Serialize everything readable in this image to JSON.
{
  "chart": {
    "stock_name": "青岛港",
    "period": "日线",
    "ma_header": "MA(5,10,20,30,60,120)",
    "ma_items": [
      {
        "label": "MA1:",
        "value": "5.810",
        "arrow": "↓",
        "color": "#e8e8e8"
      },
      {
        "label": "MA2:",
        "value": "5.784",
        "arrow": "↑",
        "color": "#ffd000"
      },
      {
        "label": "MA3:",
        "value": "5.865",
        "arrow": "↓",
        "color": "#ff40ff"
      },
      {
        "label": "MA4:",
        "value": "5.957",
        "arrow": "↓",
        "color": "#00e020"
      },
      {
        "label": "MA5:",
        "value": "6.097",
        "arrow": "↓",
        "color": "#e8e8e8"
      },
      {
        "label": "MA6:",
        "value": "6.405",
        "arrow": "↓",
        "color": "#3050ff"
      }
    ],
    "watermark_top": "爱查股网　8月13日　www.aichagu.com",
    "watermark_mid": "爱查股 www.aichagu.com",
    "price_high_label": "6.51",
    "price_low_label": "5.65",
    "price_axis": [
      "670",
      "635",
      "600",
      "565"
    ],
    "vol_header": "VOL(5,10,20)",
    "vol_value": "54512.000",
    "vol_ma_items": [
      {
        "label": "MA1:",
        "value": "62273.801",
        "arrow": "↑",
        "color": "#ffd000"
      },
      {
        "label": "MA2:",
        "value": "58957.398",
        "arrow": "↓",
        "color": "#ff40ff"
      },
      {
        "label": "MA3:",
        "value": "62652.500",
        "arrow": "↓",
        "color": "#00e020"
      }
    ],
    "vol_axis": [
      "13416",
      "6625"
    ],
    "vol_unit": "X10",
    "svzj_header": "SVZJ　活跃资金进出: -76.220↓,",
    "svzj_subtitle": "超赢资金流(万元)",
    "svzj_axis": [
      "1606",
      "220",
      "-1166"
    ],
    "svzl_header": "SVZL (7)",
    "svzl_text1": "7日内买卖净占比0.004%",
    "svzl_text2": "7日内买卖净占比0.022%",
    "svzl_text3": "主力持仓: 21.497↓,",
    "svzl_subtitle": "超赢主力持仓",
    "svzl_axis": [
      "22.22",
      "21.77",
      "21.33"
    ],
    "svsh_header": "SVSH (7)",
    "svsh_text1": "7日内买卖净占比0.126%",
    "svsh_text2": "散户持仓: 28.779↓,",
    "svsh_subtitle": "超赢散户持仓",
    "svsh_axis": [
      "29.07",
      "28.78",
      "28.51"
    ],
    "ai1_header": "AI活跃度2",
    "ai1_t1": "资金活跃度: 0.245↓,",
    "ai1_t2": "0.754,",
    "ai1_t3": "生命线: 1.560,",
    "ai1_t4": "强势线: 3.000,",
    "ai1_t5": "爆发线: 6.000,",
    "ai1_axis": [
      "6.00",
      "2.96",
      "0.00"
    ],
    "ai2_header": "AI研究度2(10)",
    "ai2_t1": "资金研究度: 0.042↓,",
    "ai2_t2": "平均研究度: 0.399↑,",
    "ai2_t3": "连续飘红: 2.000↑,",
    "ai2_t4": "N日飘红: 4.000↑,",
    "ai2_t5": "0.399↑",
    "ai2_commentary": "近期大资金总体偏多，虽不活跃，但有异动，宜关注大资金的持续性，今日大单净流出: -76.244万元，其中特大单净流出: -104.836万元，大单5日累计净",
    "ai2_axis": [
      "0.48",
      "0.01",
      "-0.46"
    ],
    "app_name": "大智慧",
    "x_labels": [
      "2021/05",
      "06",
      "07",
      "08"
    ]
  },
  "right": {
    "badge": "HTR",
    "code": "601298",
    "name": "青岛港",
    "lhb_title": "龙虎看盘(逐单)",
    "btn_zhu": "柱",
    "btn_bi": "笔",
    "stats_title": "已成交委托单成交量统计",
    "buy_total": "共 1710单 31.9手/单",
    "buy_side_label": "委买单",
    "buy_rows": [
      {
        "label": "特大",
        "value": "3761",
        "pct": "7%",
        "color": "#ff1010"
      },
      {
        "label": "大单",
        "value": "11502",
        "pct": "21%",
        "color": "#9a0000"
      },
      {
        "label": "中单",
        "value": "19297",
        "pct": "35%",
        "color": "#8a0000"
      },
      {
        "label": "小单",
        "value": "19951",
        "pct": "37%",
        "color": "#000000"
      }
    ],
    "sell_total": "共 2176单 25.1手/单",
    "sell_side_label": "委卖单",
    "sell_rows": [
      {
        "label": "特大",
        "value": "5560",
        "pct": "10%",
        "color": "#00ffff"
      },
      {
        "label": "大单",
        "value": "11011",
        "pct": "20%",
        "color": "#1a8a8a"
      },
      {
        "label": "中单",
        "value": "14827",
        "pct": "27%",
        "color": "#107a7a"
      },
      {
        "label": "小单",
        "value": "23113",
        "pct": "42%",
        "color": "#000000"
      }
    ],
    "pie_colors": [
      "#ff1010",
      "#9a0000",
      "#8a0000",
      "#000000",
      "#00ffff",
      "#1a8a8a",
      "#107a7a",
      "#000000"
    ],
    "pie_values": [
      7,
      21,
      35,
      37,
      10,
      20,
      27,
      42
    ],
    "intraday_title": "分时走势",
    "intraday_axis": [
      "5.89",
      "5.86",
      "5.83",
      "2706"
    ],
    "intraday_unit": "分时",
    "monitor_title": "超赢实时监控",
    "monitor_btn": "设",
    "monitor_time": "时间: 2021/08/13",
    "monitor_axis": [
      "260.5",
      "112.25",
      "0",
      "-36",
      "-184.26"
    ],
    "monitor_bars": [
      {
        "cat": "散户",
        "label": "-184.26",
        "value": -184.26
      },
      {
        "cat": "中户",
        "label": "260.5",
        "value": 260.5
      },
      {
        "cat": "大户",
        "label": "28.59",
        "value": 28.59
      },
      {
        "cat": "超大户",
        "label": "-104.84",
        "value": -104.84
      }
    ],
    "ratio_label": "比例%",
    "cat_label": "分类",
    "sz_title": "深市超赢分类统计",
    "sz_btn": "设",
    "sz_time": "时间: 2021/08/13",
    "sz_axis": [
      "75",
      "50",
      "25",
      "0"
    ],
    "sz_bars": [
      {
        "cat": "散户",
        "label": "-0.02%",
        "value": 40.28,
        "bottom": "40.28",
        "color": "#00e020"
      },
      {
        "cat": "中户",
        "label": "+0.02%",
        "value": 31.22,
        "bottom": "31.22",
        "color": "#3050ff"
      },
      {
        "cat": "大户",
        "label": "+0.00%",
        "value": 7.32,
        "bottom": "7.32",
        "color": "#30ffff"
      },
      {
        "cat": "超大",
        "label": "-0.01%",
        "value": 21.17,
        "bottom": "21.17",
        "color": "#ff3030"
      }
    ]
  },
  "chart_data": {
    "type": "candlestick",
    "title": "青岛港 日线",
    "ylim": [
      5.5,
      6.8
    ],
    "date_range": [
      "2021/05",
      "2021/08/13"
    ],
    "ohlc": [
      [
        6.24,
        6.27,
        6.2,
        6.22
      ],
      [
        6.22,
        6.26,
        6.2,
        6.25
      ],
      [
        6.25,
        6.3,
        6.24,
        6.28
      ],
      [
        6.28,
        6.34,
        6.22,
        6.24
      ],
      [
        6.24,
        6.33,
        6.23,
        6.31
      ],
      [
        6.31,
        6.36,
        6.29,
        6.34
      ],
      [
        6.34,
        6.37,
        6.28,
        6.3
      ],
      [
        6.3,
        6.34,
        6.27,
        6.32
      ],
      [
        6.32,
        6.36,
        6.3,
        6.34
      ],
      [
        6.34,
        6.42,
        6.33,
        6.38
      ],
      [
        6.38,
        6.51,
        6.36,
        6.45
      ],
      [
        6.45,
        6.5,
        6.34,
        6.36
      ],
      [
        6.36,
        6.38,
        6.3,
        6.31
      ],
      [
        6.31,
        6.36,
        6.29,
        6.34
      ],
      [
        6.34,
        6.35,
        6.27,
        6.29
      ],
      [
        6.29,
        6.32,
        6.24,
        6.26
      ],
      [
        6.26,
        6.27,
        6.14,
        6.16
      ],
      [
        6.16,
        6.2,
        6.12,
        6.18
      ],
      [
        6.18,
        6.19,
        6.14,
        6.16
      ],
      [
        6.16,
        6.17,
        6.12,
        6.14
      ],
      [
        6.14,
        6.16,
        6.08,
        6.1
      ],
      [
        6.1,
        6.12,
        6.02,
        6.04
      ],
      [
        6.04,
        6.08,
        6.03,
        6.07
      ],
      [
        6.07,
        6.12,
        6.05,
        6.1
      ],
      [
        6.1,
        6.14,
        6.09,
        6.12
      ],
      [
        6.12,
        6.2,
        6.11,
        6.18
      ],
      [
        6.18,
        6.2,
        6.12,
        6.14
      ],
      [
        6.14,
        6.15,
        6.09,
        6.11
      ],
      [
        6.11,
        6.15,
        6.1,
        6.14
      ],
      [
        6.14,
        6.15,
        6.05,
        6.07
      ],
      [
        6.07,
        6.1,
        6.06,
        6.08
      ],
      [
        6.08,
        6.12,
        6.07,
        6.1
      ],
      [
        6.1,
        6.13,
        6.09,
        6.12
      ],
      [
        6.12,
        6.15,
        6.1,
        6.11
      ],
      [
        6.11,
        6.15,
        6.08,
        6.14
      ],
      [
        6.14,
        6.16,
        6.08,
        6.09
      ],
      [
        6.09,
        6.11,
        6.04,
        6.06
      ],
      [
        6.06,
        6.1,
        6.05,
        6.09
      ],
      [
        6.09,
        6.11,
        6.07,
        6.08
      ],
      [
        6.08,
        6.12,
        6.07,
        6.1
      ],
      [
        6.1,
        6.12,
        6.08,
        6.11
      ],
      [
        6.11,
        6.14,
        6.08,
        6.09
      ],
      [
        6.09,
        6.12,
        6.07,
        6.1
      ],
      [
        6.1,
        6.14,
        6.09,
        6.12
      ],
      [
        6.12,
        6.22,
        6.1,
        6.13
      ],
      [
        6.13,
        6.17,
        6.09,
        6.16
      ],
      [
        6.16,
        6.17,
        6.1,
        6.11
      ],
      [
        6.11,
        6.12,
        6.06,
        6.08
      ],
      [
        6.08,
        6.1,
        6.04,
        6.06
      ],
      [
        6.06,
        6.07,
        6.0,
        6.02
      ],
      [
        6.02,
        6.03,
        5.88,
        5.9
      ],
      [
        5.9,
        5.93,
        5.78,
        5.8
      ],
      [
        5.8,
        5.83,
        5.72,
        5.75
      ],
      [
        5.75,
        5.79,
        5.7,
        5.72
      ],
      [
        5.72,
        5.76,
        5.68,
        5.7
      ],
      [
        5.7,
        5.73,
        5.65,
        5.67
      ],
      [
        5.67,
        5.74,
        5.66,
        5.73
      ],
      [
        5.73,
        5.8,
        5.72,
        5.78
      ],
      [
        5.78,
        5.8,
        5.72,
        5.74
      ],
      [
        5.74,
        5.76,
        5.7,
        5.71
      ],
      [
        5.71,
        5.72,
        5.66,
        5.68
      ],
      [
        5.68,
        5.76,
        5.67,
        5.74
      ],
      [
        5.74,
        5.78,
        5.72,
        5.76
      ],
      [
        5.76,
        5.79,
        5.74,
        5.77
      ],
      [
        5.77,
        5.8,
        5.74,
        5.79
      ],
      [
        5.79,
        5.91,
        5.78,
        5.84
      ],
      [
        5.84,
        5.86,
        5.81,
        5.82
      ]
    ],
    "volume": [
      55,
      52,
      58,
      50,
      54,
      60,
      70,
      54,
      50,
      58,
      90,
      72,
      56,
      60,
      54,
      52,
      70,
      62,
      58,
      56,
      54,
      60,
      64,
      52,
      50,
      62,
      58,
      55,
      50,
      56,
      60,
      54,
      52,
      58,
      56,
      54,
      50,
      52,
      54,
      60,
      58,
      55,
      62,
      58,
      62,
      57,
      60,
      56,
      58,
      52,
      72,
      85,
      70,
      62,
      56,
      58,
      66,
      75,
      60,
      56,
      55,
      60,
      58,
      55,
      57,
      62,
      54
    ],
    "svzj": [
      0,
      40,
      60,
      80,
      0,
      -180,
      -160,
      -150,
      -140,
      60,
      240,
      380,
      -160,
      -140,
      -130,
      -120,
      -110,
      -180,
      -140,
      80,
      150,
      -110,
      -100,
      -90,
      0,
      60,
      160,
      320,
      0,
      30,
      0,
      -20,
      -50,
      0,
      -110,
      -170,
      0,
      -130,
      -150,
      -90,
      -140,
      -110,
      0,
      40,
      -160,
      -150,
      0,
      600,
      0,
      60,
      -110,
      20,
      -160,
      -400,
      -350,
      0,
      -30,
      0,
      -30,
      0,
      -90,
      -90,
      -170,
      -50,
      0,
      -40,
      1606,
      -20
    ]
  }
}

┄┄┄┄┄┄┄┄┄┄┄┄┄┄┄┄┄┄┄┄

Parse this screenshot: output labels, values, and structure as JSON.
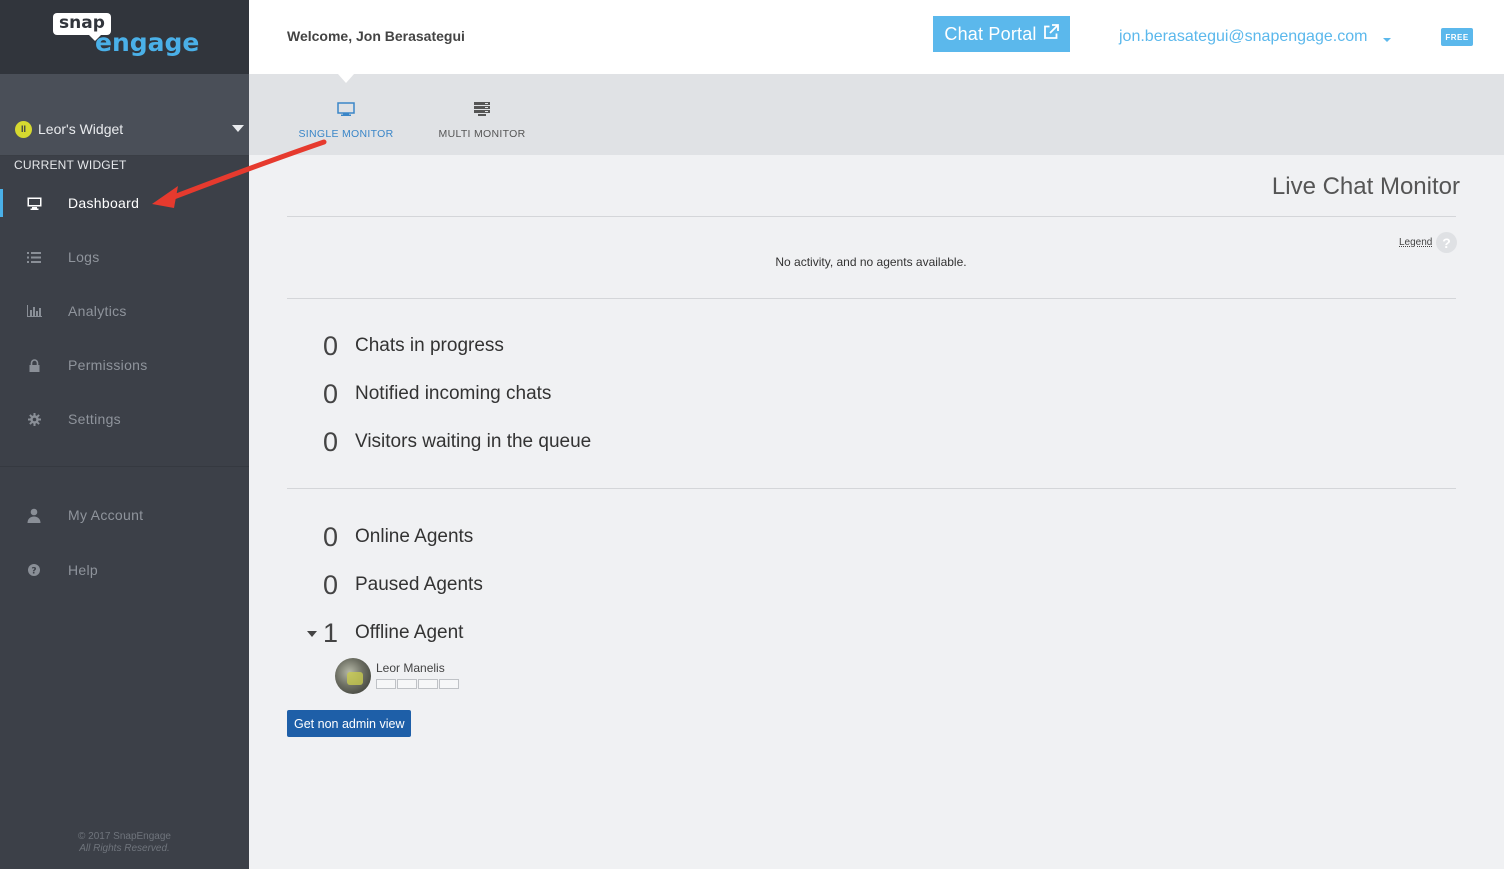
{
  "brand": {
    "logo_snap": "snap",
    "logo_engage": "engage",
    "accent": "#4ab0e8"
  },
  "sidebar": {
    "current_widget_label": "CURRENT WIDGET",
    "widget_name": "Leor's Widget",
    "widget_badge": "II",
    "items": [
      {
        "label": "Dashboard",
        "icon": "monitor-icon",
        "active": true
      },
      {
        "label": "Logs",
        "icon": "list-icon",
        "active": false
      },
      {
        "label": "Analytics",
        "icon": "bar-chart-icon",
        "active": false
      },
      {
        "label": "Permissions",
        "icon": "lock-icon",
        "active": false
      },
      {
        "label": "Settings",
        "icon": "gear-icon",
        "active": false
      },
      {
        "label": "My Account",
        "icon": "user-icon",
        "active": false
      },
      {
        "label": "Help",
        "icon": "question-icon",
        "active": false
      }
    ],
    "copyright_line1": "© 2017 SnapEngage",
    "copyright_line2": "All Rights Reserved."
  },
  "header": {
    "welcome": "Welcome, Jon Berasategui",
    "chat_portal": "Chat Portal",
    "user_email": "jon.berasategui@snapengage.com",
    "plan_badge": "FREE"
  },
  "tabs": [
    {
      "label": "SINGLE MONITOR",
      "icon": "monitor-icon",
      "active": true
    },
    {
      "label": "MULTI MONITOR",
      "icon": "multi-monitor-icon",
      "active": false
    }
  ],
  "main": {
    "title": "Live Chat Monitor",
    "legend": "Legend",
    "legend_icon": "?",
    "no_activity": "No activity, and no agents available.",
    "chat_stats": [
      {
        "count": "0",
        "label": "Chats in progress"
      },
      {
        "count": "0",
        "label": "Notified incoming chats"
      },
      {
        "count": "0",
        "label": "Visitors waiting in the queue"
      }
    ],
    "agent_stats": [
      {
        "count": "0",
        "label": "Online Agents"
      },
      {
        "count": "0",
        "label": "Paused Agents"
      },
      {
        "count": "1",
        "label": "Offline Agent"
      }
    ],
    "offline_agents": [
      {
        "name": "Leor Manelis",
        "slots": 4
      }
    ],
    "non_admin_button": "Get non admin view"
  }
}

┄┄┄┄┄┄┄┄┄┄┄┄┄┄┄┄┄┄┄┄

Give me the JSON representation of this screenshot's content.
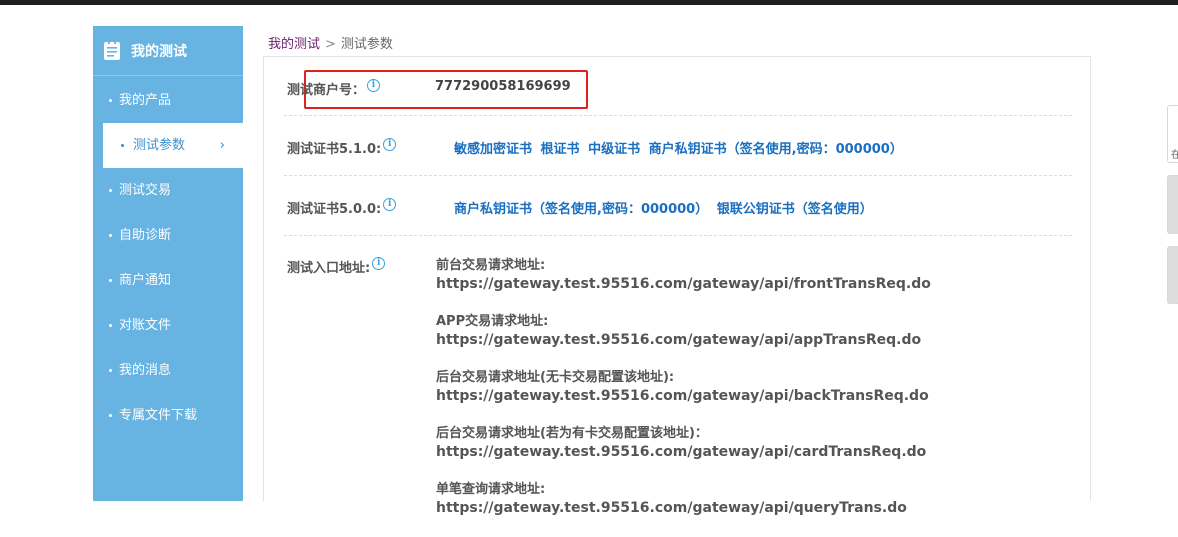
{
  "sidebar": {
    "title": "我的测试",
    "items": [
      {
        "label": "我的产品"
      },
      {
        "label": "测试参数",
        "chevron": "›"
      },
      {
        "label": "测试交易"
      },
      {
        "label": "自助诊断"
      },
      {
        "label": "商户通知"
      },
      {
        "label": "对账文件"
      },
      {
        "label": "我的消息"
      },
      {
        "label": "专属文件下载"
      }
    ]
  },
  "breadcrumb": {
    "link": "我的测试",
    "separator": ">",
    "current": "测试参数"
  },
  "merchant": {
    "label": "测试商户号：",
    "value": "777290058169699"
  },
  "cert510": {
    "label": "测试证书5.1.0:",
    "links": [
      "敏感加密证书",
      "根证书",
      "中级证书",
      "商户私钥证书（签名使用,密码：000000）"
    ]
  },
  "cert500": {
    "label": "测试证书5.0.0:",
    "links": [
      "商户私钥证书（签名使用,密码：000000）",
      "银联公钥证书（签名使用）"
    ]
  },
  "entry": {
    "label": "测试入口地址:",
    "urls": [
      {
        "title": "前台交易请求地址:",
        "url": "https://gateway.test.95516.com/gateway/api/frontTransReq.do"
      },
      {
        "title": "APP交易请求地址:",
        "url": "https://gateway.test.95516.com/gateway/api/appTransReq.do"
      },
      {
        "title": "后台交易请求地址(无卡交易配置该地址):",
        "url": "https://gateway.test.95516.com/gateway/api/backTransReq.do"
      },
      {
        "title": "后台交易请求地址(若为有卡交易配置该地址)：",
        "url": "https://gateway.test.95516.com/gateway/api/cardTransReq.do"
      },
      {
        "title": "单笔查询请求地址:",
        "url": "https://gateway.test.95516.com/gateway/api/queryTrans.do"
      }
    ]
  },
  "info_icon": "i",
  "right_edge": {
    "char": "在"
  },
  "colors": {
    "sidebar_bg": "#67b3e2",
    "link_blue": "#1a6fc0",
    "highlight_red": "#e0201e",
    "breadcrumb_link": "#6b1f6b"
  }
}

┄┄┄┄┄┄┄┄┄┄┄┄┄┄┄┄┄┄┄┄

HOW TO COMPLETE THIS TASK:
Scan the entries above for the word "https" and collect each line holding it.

TASK RESPONSE:
        "url": "https://gateway.test.95516.com/gateway/api/frontTransReq.do"
        "url": "https://gateway.test.95516.com/gateway/api/appTransReq.do"
        "url": "https://gateway.test.95516.com/gateway/api/backTransReq.do"
        "url": "https://gateway.test.95516.com/gateway/api/cardTransReq.do"
        "url": "https://gateway.test.95516.com/gateway/api/queryTrans.do"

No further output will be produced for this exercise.